» WORK INSTRUCTION
Search the records for lines with the word "Select" and copy each match.

» DATA TO USE
= = = = = = =

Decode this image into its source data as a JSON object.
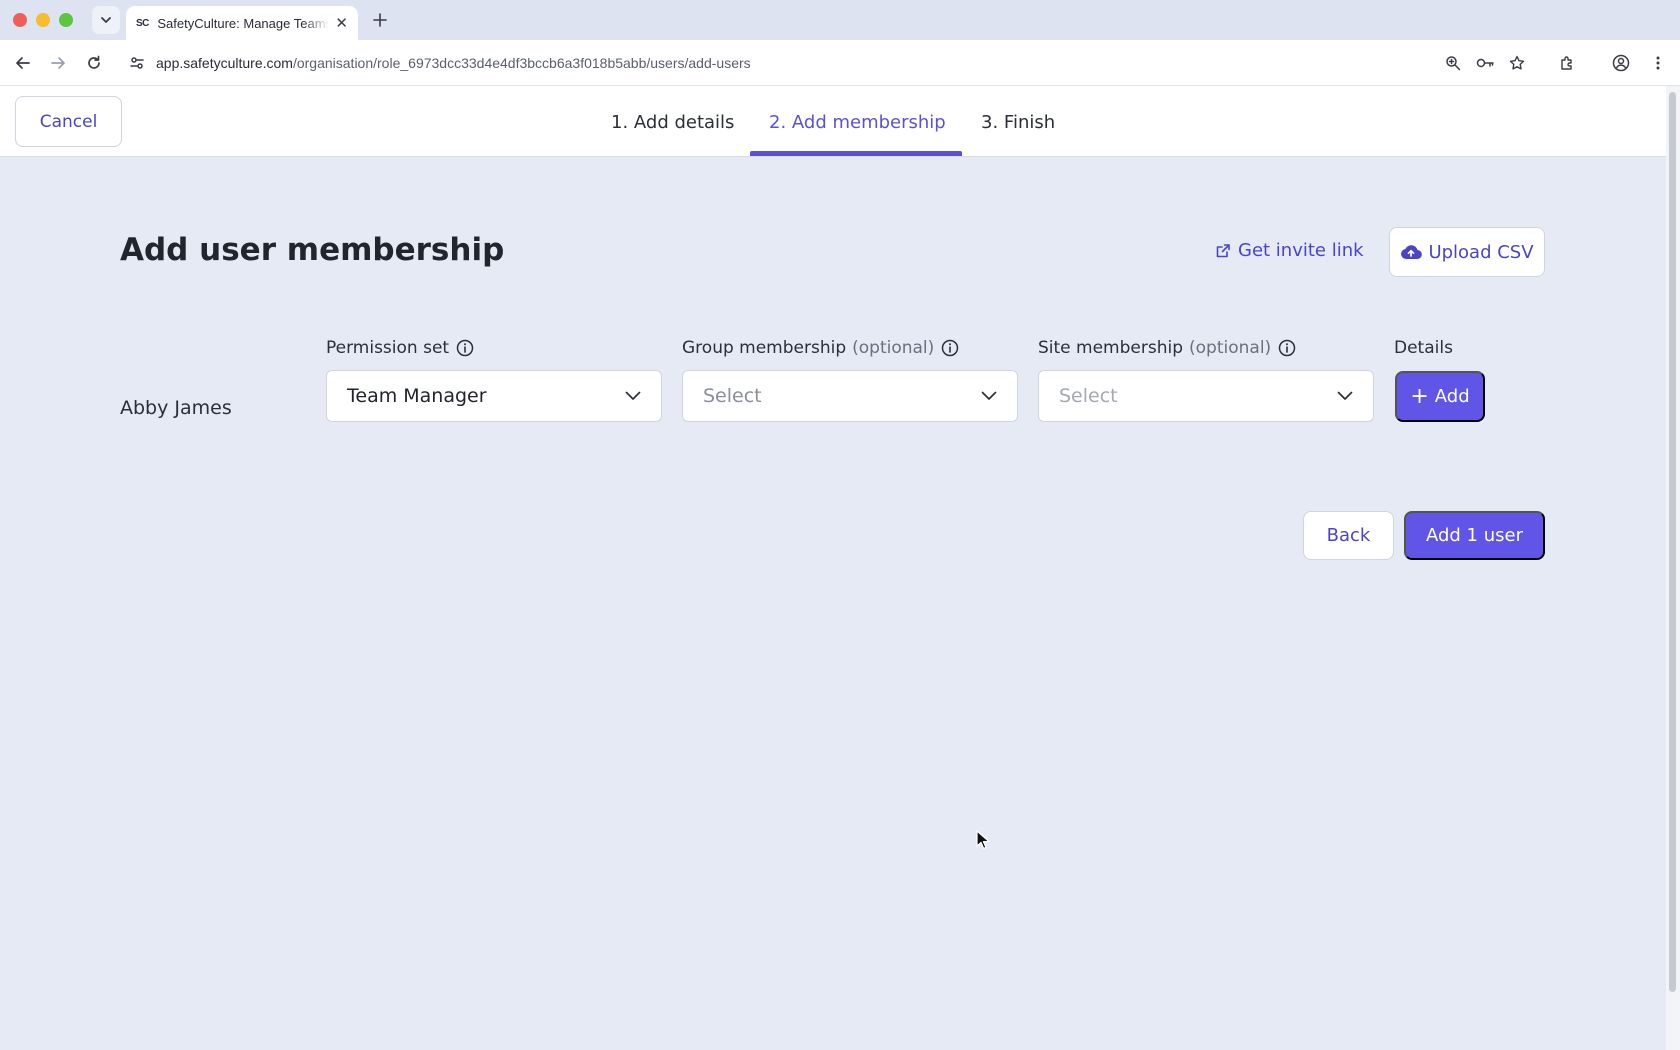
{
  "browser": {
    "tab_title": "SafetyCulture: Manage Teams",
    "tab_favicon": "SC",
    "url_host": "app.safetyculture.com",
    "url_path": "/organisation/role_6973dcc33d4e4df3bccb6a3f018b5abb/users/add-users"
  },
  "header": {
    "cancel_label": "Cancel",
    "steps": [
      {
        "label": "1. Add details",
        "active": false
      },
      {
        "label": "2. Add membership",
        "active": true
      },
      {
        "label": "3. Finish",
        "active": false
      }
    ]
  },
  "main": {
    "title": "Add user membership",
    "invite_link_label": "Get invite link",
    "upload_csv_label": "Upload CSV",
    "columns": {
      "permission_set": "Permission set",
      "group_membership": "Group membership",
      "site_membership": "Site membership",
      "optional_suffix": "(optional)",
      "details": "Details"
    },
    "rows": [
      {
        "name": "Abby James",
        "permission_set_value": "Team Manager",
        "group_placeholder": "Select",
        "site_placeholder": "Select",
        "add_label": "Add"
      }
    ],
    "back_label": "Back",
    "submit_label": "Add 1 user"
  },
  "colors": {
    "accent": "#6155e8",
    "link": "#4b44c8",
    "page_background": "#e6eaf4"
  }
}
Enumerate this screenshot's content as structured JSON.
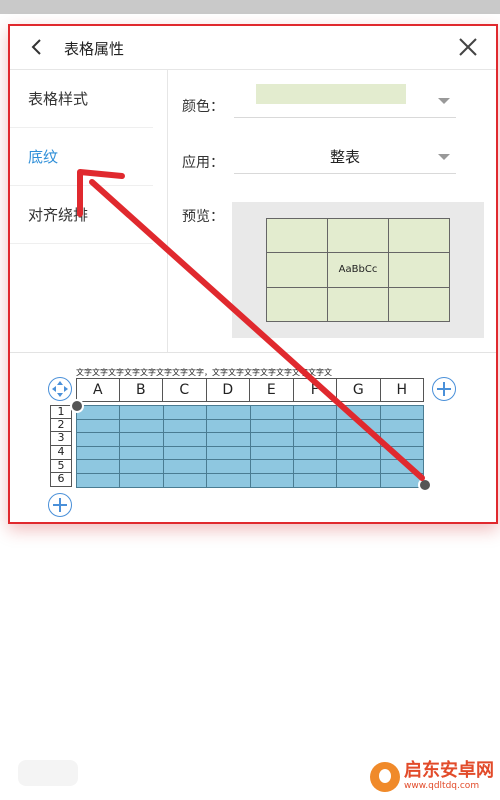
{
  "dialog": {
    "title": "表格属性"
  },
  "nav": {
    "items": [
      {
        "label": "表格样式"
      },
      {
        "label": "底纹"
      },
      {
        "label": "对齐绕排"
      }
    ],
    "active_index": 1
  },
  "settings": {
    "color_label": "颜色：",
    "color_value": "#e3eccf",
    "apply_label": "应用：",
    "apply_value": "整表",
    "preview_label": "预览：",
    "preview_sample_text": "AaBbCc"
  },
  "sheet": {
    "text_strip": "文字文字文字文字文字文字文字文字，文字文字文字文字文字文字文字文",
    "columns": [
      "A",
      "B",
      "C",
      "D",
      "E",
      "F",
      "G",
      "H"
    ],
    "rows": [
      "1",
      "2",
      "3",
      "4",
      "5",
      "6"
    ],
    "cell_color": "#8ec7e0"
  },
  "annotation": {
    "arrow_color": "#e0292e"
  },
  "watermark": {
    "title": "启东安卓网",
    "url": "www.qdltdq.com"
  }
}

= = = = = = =

» WRITTEN RESPONSE
        "group_placeholder": "Select",
        "site_placeholder": "Select",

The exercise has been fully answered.